◆ Assignment:
The answer must consist of every line from the data that holds "this".

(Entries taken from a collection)
-- -- --

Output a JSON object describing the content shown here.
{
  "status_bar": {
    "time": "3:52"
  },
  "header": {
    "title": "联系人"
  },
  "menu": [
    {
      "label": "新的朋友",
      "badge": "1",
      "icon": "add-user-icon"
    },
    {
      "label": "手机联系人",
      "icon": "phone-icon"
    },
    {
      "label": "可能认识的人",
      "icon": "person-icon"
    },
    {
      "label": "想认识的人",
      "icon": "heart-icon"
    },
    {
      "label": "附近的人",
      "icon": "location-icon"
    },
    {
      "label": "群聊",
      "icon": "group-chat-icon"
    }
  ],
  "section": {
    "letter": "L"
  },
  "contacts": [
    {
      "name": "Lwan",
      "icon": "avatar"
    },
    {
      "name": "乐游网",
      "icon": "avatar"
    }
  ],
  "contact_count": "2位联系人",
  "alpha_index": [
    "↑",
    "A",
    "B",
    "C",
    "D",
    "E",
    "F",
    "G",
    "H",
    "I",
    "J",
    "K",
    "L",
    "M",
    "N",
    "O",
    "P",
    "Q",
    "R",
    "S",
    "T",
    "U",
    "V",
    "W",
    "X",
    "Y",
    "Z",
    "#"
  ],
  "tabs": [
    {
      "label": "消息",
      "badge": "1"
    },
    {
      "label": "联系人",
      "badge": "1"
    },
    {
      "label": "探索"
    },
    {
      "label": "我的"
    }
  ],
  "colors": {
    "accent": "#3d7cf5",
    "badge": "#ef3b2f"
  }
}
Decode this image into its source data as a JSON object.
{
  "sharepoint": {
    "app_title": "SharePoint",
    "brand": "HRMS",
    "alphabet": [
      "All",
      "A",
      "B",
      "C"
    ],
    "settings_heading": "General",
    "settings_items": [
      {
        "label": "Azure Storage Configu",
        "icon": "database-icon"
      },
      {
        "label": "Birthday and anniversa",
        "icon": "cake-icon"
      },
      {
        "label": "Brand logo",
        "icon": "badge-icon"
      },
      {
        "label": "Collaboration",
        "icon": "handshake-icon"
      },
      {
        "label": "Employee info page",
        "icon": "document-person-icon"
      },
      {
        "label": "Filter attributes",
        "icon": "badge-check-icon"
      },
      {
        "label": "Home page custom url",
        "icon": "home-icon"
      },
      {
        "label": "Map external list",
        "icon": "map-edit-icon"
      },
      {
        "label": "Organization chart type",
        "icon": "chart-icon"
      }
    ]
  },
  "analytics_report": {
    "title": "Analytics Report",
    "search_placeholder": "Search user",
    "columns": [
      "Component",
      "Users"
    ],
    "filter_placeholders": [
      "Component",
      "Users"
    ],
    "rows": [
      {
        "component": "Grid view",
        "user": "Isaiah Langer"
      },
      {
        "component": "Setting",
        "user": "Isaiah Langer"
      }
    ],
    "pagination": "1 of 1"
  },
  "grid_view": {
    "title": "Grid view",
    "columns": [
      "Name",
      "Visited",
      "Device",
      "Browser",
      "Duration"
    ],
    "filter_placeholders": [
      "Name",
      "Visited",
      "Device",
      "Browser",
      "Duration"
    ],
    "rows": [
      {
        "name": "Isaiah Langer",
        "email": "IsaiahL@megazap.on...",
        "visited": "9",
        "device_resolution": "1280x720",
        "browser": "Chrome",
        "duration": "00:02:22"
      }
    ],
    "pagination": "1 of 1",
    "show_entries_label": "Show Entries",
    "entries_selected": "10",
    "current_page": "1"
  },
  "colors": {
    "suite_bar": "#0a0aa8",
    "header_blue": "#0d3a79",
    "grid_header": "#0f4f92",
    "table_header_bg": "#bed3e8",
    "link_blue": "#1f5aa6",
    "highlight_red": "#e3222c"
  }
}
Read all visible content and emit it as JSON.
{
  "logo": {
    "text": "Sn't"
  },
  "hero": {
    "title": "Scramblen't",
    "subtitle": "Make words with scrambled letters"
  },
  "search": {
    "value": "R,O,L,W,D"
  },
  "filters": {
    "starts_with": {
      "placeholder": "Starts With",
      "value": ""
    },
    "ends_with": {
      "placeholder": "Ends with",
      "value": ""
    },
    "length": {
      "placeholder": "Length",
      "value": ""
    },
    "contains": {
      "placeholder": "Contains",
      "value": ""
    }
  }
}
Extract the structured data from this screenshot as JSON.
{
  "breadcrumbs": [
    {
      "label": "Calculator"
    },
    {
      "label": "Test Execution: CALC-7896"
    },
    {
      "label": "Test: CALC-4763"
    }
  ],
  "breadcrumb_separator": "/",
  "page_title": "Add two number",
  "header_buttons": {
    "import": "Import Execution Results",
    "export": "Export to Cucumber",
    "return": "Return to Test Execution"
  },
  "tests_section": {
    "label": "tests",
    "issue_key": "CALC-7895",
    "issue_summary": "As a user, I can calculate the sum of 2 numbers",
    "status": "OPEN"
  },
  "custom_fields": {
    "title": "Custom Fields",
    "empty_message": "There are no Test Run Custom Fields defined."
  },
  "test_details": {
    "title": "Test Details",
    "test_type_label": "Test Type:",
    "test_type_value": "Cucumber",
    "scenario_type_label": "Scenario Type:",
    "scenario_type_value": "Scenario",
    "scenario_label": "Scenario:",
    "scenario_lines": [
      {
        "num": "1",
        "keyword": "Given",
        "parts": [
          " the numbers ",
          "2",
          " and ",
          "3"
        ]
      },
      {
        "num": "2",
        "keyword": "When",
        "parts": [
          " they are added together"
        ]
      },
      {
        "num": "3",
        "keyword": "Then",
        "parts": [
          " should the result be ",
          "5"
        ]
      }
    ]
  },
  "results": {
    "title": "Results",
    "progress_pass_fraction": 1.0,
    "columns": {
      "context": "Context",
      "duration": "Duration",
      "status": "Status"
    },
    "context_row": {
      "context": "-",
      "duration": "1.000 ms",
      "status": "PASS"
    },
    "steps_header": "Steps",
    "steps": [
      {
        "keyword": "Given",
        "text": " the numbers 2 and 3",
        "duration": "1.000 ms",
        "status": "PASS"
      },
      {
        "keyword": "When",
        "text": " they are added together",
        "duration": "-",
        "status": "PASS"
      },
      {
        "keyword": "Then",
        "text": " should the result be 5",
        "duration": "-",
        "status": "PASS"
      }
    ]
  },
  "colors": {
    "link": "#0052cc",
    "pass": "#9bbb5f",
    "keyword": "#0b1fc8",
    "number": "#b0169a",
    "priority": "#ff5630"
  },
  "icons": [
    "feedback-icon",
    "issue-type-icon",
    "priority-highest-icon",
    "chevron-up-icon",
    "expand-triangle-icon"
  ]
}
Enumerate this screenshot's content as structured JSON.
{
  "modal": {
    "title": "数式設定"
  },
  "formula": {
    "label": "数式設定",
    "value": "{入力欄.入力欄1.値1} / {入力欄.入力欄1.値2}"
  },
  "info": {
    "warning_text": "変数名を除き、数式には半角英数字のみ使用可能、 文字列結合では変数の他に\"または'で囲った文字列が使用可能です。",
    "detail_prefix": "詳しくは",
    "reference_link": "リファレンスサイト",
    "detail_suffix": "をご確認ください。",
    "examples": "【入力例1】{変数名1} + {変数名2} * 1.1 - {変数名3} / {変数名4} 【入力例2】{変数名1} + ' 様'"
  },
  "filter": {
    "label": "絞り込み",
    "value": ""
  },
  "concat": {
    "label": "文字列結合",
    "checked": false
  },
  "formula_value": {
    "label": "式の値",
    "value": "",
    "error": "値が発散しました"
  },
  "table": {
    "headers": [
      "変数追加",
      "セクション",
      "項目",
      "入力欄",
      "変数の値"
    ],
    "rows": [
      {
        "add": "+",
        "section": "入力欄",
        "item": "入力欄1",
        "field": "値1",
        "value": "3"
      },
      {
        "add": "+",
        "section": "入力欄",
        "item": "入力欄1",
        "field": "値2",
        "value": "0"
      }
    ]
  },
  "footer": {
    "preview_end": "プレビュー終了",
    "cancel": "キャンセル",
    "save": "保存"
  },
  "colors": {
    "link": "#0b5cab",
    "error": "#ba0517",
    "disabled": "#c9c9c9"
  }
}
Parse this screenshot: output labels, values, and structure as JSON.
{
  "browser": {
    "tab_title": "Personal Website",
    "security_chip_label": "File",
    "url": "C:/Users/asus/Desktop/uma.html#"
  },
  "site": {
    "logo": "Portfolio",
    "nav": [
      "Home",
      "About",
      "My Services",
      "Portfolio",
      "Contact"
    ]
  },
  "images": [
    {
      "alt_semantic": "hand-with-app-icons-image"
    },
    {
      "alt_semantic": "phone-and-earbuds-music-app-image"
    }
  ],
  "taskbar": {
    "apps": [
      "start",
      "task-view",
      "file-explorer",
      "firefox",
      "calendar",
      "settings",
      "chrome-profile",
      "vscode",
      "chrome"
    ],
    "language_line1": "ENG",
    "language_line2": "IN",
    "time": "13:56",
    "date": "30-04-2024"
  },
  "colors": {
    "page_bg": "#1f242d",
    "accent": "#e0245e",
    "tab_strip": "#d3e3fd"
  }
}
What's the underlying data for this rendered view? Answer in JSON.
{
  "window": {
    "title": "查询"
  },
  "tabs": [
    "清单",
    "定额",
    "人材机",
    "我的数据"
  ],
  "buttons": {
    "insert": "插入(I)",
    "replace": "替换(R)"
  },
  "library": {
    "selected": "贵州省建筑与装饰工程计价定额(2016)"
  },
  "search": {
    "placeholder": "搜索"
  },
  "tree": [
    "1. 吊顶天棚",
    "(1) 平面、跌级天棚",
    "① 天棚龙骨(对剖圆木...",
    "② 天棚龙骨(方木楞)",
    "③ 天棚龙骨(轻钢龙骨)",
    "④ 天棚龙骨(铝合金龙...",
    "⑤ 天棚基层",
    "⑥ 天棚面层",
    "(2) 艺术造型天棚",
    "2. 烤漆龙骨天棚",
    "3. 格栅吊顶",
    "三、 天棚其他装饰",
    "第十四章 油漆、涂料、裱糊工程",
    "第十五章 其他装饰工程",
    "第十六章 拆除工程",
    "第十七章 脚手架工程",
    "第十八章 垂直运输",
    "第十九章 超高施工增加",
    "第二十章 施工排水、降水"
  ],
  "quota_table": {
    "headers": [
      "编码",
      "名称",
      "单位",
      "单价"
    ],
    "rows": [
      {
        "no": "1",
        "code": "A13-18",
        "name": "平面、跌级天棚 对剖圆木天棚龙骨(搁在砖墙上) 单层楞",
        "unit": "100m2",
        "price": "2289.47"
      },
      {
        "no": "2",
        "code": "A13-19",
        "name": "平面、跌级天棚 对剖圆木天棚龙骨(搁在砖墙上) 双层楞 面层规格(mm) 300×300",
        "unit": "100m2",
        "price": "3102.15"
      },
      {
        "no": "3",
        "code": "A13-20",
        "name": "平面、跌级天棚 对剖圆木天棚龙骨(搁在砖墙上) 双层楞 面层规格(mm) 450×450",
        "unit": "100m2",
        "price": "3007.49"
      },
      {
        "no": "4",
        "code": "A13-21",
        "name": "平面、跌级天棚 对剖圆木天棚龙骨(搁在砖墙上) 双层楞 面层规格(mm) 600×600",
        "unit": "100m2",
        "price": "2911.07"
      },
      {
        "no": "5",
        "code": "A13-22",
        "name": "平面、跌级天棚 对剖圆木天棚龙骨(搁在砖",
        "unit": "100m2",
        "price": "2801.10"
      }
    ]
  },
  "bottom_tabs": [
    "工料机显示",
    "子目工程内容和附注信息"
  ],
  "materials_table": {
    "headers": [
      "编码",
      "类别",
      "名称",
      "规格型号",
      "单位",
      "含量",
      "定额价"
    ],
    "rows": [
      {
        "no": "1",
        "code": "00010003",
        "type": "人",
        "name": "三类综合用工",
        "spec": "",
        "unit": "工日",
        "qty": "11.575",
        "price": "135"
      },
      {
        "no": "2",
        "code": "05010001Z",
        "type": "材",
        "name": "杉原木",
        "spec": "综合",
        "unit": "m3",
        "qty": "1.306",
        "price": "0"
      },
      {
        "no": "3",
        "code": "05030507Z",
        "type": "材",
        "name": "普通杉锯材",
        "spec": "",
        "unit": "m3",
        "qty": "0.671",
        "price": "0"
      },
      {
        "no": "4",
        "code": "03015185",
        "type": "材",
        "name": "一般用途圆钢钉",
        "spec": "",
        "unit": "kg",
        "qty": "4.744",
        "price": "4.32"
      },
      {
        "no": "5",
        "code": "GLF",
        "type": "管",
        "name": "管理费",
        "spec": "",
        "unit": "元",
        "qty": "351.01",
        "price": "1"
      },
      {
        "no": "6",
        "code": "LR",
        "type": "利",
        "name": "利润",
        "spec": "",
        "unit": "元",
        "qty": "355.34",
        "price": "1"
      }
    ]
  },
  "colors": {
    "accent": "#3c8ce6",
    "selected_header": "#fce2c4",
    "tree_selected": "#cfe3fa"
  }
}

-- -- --

◆ The completed task:
Decode this image into its source data as a JSON object.
Extract the structured data from this screenshot as JSON.
Enumerate this screenshot's content as structured JSON.
Parse this screenshot: output labels, values, and structure as JSON.
What's the underlying data for this rendered view? Answer in JSON.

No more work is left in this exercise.